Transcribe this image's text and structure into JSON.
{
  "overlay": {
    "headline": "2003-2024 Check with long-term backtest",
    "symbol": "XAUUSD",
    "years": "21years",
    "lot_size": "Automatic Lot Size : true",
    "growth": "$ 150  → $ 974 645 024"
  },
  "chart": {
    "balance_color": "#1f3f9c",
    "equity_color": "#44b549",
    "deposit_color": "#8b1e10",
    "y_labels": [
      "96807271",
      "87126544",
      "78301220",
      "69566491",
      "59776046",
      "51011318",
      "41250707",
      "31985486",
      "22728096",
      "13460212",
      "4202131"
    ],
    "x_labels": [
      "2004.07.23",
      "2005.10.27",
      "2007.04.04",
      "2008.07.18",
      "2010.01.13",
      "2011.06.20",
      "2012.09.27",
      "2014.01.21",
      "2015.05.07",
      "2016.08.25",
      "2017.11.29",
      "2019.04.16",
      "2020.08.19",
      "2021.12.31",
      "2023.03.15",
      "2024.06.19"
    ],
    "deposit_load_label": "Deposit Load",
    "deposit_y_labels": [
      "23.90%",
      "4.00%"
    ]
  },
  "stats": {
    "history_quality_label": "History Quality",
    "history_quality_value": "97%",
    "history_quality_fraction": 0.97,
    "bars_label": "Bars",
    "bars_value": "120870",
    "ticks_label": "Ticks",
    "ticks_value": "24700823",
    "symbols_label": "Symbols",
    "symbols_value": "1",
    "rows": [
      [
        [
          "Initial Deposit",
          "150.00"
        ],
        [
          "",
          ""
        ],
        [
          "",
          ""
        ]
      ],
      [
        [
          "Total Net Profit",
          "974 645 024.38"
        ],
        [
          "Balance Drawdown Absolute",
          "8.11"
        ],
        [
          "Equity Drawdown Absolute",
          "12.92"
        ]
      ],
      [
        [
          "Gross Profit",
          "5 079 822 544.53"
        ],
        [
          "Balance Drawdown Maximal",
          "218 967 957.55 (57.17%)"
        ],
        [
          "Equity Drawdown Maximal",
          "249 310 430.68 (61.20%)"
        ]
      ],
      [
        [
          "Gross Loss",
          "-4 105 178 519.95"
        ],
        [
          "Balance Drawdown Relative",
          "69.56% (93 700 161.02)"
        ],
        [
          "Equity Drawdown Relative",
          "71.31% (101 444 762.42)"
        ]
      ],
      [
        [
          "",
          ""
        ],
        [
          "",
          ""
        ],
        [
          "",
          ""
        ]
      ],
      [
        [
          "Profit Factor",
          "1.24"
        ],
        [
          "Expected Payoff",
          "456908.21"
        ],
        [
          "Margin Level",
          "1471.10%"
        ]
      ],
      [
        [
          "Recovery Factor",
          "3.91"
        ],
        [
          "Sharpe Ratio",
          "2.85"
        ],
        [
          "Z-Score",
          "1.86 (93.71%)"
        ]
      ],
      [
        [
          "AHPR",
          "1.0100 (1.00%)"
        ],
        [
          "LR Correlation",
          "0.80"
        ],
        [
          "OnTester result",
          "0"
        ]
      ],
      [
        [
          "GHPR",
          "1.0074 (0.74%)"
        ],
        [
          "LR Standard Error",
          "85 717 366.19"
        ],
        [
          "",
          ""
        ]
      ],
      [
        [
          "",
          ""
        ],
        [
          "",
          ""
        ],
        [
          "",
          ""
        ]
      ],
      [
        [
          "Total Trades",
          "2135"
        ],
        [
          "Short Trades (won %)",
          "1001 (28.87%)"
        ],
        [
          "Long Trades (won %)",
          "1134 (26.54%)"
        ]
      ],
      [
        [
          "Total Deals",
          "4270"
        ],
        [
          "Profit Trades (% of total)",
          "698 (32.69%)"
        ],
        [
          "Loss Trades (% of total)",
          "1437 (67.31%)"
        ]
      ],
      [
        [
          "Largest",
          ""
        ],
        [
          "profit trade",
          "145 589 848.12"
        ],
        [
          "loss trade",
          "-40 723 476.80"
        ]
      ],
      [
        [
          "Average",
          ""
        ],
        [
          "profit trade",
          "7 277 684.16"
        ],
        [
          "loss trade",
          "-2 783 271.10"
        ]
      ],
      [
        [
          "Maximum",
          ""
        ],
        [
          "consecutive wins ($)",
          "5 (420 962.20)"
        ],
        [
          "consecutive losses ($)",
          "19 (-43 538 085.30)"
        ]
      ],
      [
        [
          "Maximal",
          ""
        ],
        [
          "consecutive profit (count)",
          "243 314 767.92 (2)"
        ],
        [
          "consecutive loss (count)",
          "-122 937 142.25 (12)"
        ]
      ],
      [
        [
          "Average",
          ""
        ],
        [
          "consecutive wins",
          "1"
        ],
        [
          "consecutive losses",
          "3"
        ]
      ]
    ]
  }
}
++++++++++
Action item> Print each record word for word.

Answer space>
Transcribe this image's text and structure into JSON.
{
  "overlay": {
    "headline": "2003-2024 Check with long-term backtest",
    "symbol": "XAUUSD",
    "years": "21years",
    "lot_size": "Automatic Lot Size : true",
    "growth": "$ 150  → $ 974 645 024"
  },
  "chart": {
    "balance_color": "#1f3f9c",
    "equity_color": "#44b549",
    "deposit_color": "#8b1e10",
    "y_labels": [
      "96807271",
      "87126544",
      "78301220",
      "69566491",
      "59776046",
      "51011318",
      "41250707",
      "31985486",
      "22728096",
      "13460212",
      "4202131"
    ],
    "x_labels": [
      "2004.07.23",
      "2005.10.27",
      "2007.04.04",
      "2008.07.18",
      "2010.01.13",
      "2011.06.20",
      "2012.09.27",
      "2014.01.21",
      "2015.05.07",
      "2016.08.25",
      "2017.11.29",
      "2019.04.16",
      "2020.08.19",
      "2021.12.31",
      "2023.03.15",
      "2024.06.19"
    ],
    "deposit_load_label": "Deposit Load",
    "deposit_y_labels": [
      "23.90%",
      "4.00%"
    ]
  },
  "stats": {
    "history_quality_label": "History Quality",
    "history_quality_value": "97%",
    "history_quality_fraction": 0.97,
    "bars_label": "Bars",
    "bars_value": "120870",
    "ticks_label": "Ticks",
    "ticks_value": "24700823",
    "symbols_label": "Symbols",
    "symbols_value": "1",
    "rows": [
      [
        [
          "Initial Deposit",
          "150.00"
        ],
        [
          "",
          ""
        ],
        [
          "",
          ""
        ]
      ],
      [
        [
          "Total Net Profit",
          "974 645 024.38"
        ],
        [
          "Balance Drawdown Absolute",
          "8.11"
        ],
        [
          "Equity Drawdown Absolute",
          "12.92"
        ]
      ],
      [
        [
          "Gross Profit",
          "5 079 822 544.53"
        ],
        [
          "Balance Drawdown Maximal",
          "218 967 957.55 (57.17%)"
        ],
        [
          "Equity Drawdown Maximal",
          "249 310 430.68 (61.20%)"
        ]
      ],
      [
        [
          "Gross Loss",
          "-4 105 178 519.95"
        ],
        [
          "Balance Drawdown Relative",
          "69.56% (93 700 161.02)"
        ],
        [
          "Equity Drawdown Relative",
          "71.31% (101 444 762.42)"
        ]
      ],
      [
        [
          "",
          ""
        ],
        [
          "",
          ""
        ],
        [
          "",
          ""
        ]
      ],
      [
        [
          "Profit Factor",
          "1.24"
        ],
        [
          "Expected Payoff",
          "456908.21"
        ],
        [
          "Margin Level",
          "1471.10%"
        ]
      ],
      [
        [
          "Recovery Factor",
          "3.91"
        ],
        [
          "Sharpe Ratio",
          "2.85"
        ],
        [
          "Z-Score",
          "1.86 (93.71%)"
        ]
      ],
      [
        [
          "AHPR",
          "1.0100 (1.00%)"
        ],
        [
          "LR Correlation",
          "0.80"
        ],
        [
          "OnTester result",
          "0"
        ]
      ],
      [
        [
          "GHPR",
          "1.0074 (0.74%)"
        ],
        [
          "LR Standard Error",
          "85 717 366.19"
        ],
        [
          "",
          ""
        ]
      ],
      [
        [
          "",
          ""
        ],
        [
          "",
          ""
        ],
        [
          "",
          ""
        ]
      ],
      [
        [
          "Total Trades",
          "2135"
        ],
        [
          "Short Trades (won %)",
          "1001 (28.87%)"
        ],
        [
          "Long Trades (won %)",
          "1134 (26.54%)"
        ]
      ],
      [
        [
          "Total Deals",
          "4270"
        ],
        [
          "Profit Trades (% of total)",
          "698 (32.69%)"
        ],
        [
          "Loss Trades (% of total)",
          "1437 (67.31%)"
        ]
      ],
      [
        [
          "Largest",
          ""
        ],
        [
          "profit trade",
          "145 589 848.12"
        ],
        [
          "loss trade",
          "-40 723 476.80"
        ]
      ],
      [
        [
          "Average",
          ""
        ],
        [
          "profit trade",
          "7 277 684.16"
        ],
        [
          "loss trade",
          "-2 783 271.10"
        ]
      ],
      [
        [
          "Maximum",
          ""
        ],
        [
          "consecutive wins ($)",
          "5 (420 962.20)"
        ],
        [
          "consecutive losses ($)",
          "19 (-43 538 085.30)"
        ]
      ],
      [
        [
          "Maximal",
          ""
        ],
        [
          "consecutive profit (count)",
          "243 314 767.92 (2)"
        ],
        [
          "consecutive loss (count)",
          "-122 937 142.25 (12)"
        ]
      ],
      [
        [
          "Average",
          ""
        ],
        [
          "consecutive wins",
          "1"
        ],
        [
          "consecutive losses",
          "3"
        ]
      ]
    ]
  }
}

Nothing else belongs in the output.